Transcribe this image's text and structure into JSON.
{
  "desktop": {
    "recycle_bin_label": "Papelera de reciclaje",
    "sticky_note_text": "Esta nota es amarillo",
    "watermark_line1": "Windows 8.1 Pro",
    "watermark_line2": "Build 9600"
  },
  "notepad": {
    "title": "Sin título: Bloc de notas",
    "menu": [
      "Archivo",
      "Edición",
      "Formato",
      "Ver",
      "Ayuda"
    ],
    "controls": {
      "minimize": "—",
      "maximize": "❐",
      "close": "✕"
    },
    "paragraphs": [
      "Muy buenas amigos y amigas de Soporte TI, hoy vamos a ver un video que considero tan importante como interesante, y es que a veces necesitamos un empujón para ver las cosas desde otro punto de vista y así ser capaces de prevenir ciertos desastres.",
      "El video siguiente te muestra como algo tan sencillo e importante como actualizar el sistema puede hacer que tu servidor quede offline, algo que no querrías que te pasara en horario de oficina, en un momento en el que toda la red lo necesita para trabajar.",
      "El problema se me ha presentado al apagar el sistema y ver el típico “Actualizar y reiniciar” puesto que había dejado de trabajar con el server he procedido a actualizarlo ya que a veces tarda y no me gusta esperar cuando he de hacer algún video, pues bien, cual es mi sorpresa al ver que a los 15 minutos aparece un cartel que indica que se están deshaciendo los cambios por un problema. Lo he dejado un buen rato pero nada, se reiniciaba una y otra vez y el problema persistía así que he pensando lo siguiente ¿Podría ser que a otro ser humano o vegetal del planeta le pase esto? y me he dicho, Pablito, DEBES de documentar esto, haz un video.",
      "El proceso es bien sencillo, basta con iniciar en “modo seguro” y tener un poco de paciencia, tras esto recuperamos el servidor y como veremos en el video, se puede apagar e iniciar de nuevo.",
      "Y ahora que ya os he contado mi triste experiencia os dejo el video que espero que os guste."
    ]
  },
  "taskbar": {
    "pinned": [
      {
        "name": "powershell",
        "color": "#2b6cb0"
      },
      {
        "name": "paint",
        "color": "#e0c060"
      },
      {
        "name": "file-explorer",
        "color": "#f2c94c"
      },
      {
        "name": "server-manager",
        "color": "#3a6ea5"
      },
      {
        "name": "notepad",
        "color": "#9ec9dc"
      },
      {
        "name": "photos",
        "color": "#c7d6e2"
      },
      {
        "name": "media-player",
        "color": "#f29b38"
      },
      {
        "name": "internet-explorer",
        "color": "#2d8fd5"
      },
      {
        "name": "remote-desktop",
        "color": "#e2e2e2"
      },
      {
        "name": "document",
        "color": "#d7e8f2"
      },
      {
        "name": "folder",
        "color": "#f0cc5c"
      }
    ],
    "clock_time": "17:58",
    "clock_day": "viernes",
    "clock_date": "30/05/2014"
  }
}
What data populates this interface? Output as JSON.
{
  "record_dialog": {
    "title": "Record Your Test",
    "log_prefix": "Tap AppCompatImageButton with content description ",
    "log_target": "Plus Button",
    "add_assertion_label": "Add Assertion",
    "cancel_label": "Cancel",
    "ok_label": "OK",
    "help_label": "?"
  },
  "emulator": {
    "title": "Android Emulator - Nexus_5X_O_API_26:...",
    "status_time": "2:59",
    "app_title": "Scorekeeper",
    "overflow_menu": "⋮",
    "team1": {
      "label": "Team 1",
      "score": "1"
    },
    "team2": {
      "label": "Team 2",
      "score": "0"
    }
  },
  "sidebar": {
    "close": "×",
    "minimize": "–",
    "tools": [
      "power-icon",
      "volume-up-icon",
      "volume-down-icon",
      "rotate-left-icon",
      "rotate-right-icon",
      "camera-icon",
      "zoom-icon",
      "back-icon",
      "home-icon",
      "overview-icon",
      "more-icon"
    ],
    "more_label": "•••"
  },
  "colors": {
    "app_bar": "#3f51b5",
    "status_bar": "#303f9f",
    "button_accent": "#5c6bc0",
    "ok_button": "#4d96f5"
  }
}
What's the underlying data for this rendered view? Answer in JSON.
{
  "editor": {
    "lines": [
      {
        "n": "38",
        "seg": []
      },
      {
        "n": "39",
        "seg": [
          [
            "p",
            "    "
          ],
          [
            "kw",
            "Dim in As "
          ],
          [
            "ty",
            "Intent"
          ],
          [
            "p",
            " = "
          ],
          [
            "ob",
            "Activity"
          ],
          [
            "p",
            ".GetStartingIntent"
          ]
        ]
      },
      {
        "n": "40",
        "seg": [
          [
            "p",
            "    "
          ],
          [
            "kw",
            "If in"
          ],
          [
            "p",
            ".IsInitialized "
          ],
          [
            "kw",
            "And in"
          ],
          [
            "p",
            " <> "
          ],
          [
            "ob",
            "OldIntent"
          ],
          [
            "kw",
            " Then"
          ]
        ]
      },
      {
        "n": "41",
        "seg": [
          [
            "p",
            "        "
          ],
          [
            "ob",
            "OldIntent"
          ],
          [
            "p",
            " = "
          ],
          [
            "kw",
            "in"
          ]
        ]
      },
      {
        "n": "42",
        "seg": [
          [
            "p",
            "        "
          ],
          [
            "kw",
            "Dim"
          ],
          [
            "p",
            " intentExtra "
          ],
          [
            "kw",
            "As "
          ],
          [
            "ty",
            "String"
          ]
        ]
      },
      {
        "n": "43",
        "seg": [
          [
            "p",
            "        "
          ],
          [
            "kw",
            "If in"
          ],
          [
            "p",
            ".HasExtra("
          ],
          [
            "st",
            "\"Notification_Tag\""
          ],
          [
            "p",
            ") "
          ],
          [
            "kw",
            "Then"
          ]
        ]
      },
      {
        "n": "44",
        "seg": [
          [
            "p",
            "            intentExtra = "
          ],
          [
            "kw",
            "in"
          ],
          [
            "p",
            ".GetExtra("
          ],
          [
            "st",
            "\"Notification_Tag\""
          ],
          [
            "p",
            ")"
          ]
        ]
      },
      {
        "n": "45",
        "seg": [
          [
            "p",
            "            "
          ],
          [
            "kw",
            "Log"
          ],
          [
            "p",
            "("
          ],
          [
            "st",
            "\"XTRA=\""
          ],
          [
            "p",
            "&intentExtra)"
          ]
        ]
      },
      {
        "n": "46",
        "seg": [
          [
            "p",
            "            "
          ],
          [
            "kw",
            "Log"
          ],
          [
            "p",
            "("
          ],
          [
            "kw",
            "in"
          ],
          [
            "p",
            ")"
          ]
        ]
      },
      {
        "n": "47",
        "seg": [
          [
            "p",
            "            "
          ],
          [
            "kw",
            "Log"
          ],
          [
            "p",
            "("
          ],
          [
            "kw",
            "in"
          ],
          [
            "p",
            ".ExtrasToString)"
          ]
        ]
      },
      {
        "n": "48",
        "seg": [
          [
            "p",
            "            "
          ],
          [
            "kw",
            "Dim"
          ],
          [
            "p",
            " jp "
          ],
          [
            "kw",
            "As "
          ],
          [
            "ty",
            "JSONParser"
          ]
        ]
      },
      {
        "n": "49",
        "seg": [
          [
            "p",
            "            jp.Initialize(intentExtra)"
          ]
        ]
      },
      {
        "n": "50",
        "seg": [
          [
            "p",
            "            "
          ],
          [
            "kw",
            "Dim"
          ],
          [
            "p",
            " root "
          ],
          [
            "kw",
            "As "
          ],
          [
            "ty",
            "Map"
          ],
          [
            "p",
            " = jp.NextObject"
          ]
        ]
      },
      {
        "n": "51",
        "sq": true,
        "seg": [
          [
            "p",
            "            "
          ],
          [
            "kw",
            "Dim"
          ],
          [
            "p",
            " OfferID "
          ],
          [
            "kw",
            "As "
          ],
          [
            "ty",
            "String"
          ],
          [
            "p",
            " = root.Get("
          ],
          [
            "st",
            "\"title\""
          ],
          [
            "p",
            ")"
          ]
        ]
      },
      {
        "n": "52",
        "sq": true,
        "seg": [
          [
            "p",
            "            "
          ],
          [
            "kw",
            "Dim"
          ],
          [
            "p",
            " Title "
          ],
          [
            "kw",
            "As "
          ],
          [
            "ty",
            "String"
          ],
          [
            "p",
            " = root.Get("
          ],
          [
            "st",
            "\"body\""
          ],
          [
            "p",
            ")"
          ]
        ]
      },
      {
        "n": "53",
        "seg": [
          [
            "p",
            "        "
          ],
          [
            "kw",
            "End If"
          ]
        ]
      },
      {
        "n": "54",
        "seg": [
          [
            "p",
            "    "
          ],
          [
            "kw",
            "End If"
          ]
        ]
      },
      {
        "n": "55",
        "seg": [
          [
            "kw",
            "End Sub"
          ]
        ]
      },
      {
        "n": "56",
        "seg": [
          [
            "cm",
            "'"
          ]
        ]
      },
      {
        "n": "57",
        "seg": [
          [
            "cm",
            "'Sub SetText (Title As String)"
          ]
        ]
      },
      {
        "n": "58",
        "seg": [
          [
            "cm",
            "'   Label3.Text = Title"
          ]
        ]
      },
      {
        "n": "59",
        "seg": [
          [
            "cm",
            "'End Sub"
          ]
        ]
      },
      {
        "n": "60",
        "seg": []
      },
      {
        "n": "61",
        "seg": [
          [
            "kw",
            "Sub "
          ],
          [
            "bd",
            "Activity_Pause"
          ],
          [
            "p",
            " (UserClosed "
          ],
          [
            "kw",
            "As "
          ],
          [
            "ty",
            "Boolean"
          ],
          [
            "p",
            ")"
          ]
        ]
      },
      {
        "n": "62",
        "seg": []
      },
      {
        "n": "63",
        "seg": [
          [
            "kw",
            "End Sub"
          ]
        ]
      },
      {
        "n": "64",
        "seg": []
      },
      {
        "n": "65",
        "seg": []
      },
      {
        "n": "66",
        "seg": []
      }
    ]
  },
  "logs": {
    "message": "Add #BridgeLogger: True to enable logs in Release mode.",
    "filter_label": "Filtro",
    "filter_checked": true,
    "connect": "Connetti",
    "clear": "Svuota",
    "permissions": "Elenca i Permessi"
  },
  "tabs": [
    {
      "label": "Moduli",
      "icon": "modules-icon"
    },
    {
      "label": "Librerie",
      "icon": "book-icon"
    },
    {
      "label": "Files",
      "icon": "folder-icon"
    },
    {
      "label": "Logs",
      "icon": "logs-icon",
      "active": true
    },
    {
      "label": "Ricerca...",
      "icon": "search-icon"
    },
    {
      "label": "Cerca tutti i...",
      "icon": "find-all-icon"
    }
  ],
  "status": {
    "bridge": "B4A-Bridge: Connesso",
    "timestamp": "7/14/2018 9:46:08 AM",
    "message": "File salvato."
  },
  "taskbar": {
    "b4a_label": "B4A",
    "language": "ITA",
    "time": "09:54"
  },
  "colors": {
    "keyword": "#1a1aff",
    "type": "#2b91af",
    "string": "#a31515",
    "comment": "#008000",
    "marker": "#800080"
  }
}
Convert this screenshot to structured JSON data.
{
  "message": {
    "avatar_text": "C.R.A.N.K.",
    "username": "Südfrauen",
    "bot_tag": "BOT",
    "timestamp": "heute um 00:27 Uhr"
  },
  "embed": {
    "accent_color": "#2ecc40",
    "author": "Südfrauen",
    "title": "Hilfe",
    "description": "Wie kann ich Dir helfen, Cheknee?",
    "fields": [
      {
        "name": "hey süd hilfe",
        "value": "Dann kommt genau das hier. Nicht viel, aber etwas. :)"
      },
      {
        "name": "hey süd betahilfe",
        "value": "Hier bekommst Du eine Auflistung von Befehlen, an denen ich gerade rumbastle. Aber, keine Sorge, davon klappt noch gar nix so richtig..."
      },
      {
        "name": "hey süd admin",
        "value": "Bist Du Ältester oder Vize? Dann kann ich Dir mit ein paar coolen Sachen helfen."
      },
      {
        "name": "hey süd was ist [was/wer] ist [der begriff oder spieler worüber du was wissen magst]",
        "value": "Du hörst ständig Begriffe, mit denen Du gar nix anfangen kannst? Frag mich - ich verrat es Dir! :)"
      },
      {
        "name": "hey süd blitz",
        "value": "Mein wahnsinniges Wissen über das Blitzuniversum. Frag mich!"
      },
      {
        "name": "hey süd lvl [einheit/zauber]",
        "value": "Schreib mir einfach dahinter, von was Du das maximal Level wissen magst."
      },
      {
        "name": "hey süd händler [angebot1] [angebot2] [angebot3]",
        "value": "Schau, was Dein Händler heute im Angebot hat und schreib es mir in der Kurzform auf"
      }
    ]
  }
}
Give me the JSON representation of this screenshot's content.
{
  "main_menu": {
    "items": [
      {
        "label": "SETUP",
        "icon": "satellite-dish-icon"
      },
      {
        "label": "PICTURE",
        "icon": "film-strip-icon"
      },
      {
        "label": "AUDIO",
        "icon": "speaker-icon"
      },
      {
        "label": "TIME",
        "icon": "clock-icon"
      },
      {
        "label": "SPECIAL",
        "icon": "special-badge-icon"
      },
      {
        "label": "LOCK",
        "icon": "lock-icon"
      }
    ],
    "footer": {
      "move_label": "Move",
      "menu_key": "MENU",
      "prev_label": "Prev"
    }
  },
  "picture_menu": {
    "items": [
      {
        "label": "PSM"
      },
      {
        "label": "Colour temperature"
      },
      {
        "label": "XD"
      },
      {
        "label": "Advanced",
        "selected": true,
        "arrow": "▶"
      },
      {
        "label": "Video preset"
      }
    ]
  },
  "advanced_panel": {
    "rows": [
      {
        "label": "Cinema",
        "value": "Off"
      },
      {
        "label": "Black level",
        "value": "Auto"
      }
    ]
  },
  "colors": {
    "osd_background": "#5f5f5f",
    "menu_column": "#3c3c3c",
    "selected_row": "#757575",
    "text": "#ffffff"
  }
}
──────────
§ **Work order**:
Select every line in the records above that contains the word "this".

§ **Result**:
Transcribe this image's text and structure into JSON.
What data populates this interface? Output as JSON.
What's the underlying data for this rendered view? Answer in JSON.
Convert this screenshot to structured JSON data.
Give me the JSON representation of this screenshot's content.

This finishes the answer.